'''
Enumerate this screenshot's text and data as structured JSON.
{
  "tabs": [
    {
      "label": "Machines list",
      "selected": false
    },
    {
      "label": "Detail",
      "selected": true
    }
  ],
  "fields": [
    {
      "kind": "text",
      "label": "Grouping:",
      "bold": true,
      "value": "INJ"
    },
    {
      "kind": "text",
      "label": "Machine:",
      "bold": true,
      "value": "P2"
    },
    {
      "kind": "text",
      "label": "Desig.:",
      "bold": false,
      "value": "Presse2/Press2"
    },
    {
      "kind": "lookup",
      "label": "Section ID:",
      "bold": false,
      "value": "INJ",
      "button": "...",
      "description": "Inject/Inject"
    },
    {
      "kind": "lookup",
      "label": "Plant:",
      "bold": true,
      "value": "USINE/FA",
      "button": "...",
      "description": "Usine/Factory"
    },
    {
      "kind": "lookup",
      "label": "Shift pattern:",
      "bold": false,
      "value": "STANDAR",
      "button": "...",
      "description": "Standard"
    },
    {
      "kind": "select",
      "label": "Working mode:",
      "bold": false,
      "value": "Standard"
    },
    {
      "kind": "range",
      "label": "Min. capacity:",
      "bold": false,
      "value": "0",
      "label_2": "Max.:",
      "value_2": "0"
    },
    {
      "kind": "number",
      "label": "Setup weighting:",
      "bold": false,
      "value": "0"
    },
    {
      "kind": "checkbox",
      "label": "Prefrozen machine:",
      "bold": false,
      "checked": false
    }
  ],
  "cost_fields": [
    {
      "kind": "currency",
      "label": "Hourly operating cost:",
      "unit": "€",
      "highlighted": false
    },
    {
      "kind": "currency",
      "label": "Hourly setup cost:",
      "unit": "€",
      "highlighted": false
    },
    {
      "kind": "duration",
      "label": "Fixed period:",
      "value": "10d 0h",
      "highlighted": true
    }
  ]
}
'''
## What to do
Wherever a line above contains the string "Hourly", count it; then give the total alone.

## Answer to the exercise
2